Remember that, if you study a language at secondary school, you could have the opportunity to mix with international students of your age from Germany and be able to communicate with them and build relationships.
In some cases, you may even have the chance to go on a school trip or exchange to their home town, visiting cultural attractions, learning about how they live and even settling into their family life for a week or two.
Where can you learn German London?
German at GCSE Level is offered by AQA, WJEC, Eduqas and OCR, among other exam boards. The qualification is designed to help learners to develop language skills and provide activities and scenarios that have real-life relevance. In a recent move towards offering flexibility to students, OCR has introduced a short course whereby learners can either focus on just the speaking part or just the writing part of the course.
While the AQA syllabus offers a bit of an insight into culture, popular areas of interest and study and employment relating to German, the course is examined on the pupil’s speaking and writing abilities.
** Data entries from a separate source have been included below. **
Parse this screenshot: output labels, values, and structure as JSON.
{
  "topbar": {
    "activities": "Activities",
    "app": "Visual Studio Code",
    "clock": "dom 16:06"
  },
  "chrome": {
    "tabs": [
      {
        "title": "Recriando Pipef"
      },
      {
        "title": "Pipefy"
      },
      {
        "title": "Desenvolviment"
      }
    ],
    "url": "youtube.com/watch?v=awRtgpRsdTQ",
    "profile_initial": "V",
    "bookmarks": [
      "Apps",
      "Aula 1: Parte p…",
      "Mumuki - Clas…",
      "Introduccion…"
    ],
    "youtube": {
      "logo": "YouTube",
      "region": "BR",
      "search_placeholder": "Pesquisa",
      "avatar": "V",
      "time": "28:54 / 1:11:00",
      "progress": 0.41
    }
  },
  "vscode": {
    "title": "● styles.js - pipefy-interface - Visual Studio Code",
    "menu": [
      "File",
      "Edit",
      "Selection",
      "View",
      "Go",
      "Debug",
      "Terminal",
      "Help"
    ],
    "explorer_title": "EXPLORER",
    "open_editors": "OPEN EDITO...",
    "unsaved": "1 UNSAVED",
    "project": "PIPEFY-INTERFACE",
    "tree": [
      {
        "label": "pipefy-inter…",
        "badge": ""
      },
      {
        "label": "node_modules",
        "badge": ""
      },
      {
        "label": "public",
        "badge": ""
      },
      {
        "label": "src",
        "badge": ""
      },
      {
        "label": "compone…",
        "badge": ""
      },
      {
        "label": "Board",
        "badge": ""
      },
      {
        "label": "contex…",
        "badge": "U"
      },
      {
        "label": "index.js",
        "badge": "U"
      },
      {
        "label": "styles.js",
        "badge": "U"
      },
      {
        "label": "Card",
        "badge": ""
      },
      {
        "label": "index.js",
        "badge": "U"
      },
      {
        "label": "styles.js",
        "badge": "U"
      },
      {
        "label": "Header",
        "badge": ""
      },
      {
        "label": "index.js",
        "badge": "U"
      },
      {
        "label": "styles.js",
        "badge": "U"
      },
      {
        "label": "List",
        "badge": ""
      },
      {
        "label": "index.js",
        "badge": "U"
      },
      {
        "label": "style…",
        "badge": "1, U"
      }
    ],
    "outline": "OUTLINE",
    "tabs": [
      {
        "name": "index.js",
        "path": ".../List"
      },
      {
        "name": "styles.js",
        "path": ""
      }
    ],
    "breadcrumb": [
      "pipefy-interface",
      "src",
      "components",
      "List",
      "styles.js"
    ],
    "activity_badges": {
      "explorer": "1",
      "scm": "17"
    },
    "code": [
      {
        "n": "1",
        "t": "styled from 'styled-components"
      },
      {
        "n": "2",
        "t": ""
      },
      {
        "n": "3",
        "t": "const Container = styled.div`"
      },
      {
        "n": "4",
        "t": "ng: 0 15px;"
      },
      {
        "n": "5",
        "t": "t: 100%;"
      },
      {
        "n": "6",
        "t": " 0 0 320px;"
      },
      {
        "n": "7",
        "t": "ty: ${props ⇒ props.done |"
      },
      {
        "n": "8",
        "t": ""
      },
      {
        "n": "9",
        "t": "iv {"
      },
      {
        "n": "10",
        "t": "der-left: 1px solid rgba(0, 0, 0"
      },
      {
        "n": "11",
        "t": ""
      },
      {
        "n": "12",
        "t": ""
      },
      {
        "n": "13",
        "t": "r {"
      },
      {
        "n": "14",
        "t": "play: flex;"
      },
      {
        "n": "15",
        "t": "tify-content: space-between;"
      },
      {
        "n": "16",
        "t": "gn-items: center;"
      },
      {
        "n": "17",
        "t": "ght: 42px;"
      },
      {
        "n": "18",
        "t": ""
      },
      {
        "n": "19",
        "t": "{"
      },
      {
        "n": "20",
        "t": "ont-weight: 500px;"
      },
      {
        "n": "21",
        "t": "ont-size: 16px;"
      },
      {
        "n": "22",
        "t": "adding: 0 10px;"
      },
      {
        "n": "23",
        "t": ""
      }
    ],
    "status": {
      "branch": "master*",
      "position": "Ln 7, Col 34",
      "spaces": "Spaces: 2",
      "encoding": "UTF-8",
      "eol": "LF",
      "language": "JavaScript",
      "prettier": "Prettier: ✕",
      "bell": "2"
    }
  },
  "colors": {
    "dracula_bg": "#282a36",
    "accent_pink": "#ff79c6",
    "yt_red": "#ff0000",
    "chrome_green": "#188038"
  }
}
The reformed German GCSE (which is now graded 9-1 as opposed to A*-E) is being taught from September 2017.
Many courses now offer an insight into German culture and what student life is like in the country. Photo credit: National Assembly For Wales / Cynulliad Cymru via Visual hunt
As with most, if not all other subjects offered by mainstream exam boards, German students can find past papers for their course by visiting the relevant exam board’s website. Past papers are a fantastic source of revision as they allow you to learn about what kinds of questions you will be faced with when it comes to your exam, and let you practice exam techniques so that you are as prepared as can be by the assessment period.
In addition to past papers, be sure to cast your eye over the mark schemes so that you can fully understand what the examiner will be expecting from you.
All of the same exam boards offer German at the higher levels of AS and A Level, and these will follow the standard exam structure in terms of assessment for the unforeseeable future (i.e. being graded from A*-G).
As with GCSE, A or AS Level German exam papers from previous years can be downloaded by going to the dedicated area on your exam board’s website. Alternatively, your teacher may offer you a series of papers to attempt either in the classroom or at home.
If completing past papers at home, you must ensure that you try your hardest to recreate exam conditions, which means no interruptions, no disallowed materials and a strict time limit.
The best way to revise for any language is to immerse yourself in it, so if you don’t have the luxury of being able to visit Germany during the holidays, nor any family or friends in the country with whom you can practice speaking with in writing and over the phone, the best way to approach your revision is to read as much as you can in German, watch TV programmes on YouTube and seek help from other online materials.
BBC Bitesize is a great tool for students revising for a GCSE in German as it offers help divided into clear topics: Listening, Speaking, Reading, Writing and Grammar. Thanks to this categorisation, students can pick and choose which areas they focus on led by what they feel they need to improve on.
As an example of the type of content you might find on this platform, the Speaking section has subcategories covering Me, Travel, Work and Home, all of which would help you get by as a beginner visiting Germany.
GermanRevision.Org, meanwhile, is a website dedicated to German revision for KS3 through to KS5. As well as offering key areas of revision, like Out and About, it features Grammar and Vocabulary help as well as useful guides to download and complete in your own time.
Finally, to make revision a little bit more fun, a site called German-Games.Net has been developed to provide puzzles, games, lessons and tests for free online. The website boasts fun activities for beginners of all ages plus a range of tutorials designed to help you through the learning and revision processes.
Find out more about learning German online.